To that end, Adam and Duncan have sought to embrace integrated farm management principles as part of an efficient arable system. “That means the obvious things like not chucking fertiliser into the hedges, and using chemicals at lower rates instead of blanket applications. But we’ve also been thinking carefully about what we put where – and that means observing insect thresholds to target crop treatments better.”
It goes without saying that the Cotswold Farm Park forms the major part of Adam and Duncan’s diversified business. Established by Adam’s father Joe and his business partner John Neave, the Cotswold Farm Park quickly became one of the most successful of its kind. Now celebrating its 40th anniversary, it attracts more than 70,000 visitors each year and has brought more than 2.5m people into hands on contact with farming, showcasing 50 different breeds and seven species.
“We’re carrying on Dad’s work and passion and showing it to the general public – and that’s really satisfying.”
Joe Henson began to acquire examples of livestock breeds that were becoming less mainstream in the late 1960s. The post-war intensification of farming to feed a hungry, near-bankrupt nation saw the introduction of black-and-white dairy cows and Continental beef breeds. Older breeds that didn’t suit these systems began to fall from favour. “For instance, Gloucester cattle, which traditionally had a threefold purpose – meat, milk and draught power – began to slip away.”
Despite local opposition – including the belief that “farms were factories, not visitor attractions” and that “the Cotswolds won’t get tourists”, the farm park was an early success. A further boost came when Joe and John acquired the rare breeds collection from Whipsnade Zoo. As more traditional animals, like the Gloucester Old Spot pig, were gradually left behind, Joe was approached to join a working party of farmers interested in preserving some of these breeds. It was this group that became the Rare Breeds Survival Trust, with Joe as its founder chairman.
“It’s not just sustainable in that sense – the farm park has been a really important part of our business, and one that we’ve relied on, when farm incomes have been lowest,” says Adam.
It seems one doesn’t have to look hard for examples of what sustainability really means.
* Throughout this spring, Farmers Weekly will be looking at different aspects of Adam and Duncan’s business, exploring the concept of sustainability in terms of people, soils, machines and livestock. But we’d like to hear your ideas too – tell us what farming’s perennial buzzword means to you at www.fwi.co.uk/sustainability
* Trades as Henson & Andrews, a 50:50 partnership with college friend Duncan Andrews.
* Bemborough and Tinkers Farms, Kineton, Gloucestershire. Tenanted farms of Temple Guiting Estate cropping 1565 acres of arable and pastureland.
* Cotswold Farm Park www.cotswoldfarmpark.co.uk rare-breed and commercial farming visitor attraction which draws in over 70,000 people a year.
* The business includes contract management and contract farming on a further 800 acres.
* Arable operations are carried out in a joint venture partnership with Cotswold farmers and rapeseed oil producers Robert and Hamish Campbell www.r-oil.co.uk

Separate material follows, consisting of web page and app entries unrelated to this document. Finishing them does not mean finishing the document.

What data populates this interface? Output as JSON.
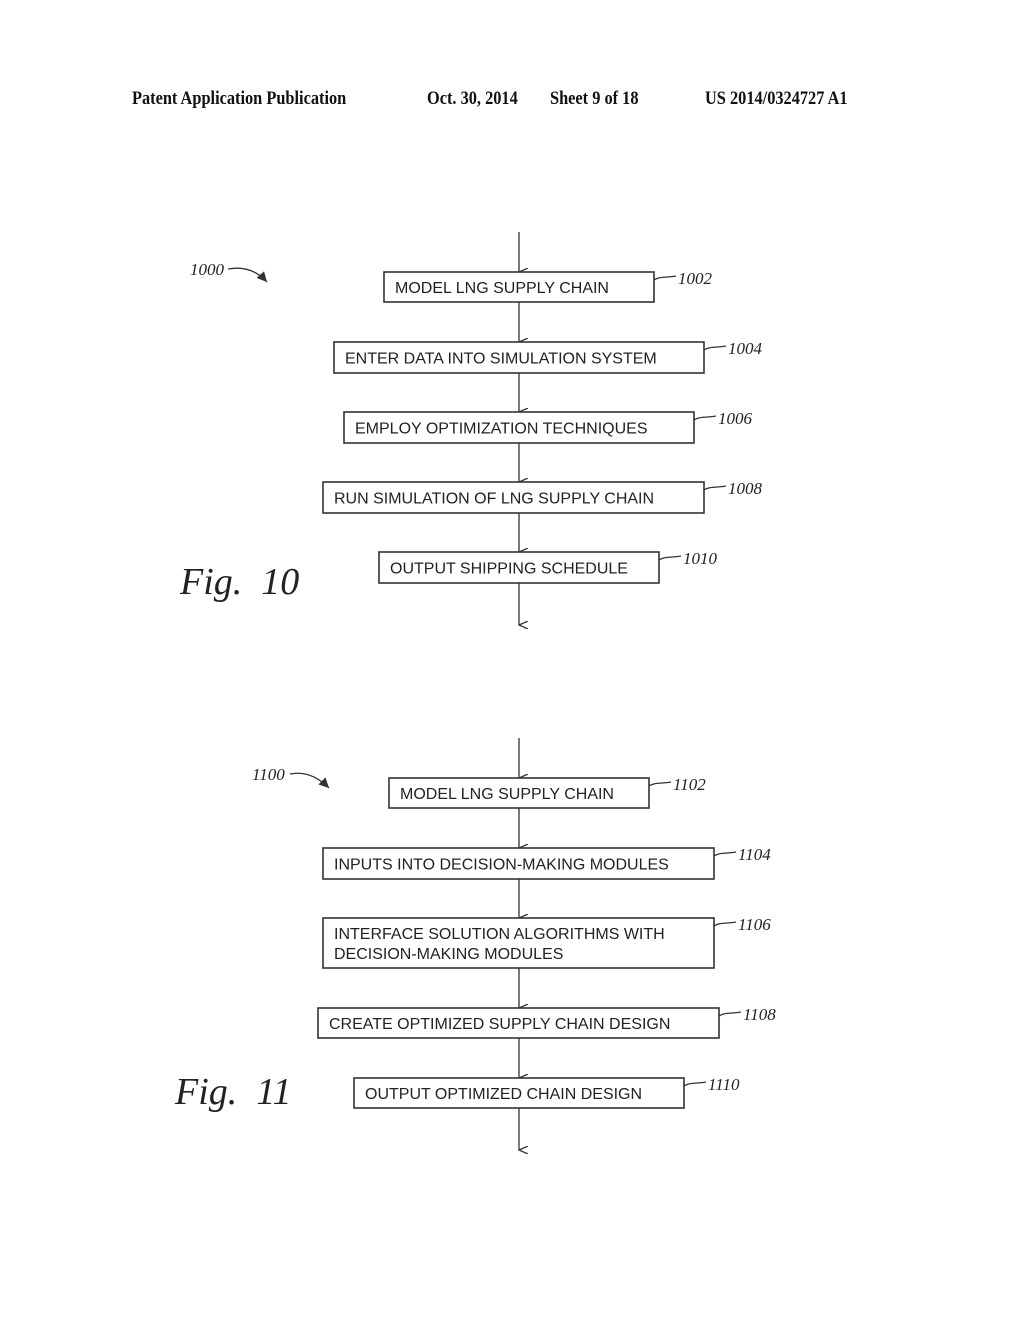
{
  "header": {
    "publication": "Patent Application Publication",
    "date": "Oct. 30, 2014",
    "sheet": "Sheet 9 of 18",
    "number": "US 2014/0324727 A1"
  },
  "figures": [
    {
      "id": "fig10",
      "label": "Fig.  10",
      "ref": "1000",
      "steps": [
        {
          "ref": "1002",
          "lines": [
            "MODEL LNG SUPPLY CHAIN"
          ]
        },
        {
          "ref": "1004",
          "lines": [
            "ENTER DATA INTO SIMULATION SYSTEM"
          ]
        },
        {
          "ref": "1006",
          "lines": [
            "EMPLOY OPTIMIZATION TECHNIQUES"
          ]
        },
        {
          "ref": "1008",
          "lines": [
            "RUN SIMULATION OF LNG SUPPLY CHAIN"
          ]
        },
        {
          "ref": "1010",
          "lines": [
            "OUTPUT SHIPPING SCHEDULE"
          ]
        }
      ]
    },
    {
      "id": "fig11",
      "label": "Fig.  11",
      "ref": "1100",
      "steps": [
        {
          "ref": "1102",
          "lines": [
            "MODEL LNG SUPPLY CHAIN"
          ]
        },
        {
          "ref": "1104",
          "lines": [
            "INPUTS INTO DECISION-MAKING MODULES"
          ]
        },
        {
          "ref": "1106",
          "lines": [
            "INTERFACE SOLUTION ALGORITHMS WITH",
            "DECISION-MAKING MODULES"
          ]
        },
        {
          "ref": "1108",
          "lines": [
            "CREATE OPTIMIZED SUPPLY CHAIN DESIGN"
          ]
        },
        {
          "ref": "1110",
          "lines": [
            "OUTPUT OPTIMIZED CHAIN DESIGN"
          ]
        }
      ]
    }
  ]
}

* Cropping includes milling wheats, malting barley, oilseed rape and beans.
* 400-head commercial sheep flock – Lleyn and Romney-cross ewes
* Caravan park and campsite
* Cross-country course
* The farm is five years into a 10-year Cotswold Hills Environmentally Sensitive Area agreement
*Adam Henson, 45, two children
*Adam’s father Joe founded the Cotswold Farm Park, with the objective of rare breed conservation, in 1971.
* Adam joined BBC Countryfile programme after producers launched a search for new presenting talent. More than 3000 hopefuls applied. www.bbc.co.uk/countryfile
* Named NFU Farming Champion in 2010 Farmers Weekly Awards, recognising his achievements in representing British farming to the public.
* Adam Henson is Lloyds Banking Group’s 2011 Farming Ambassador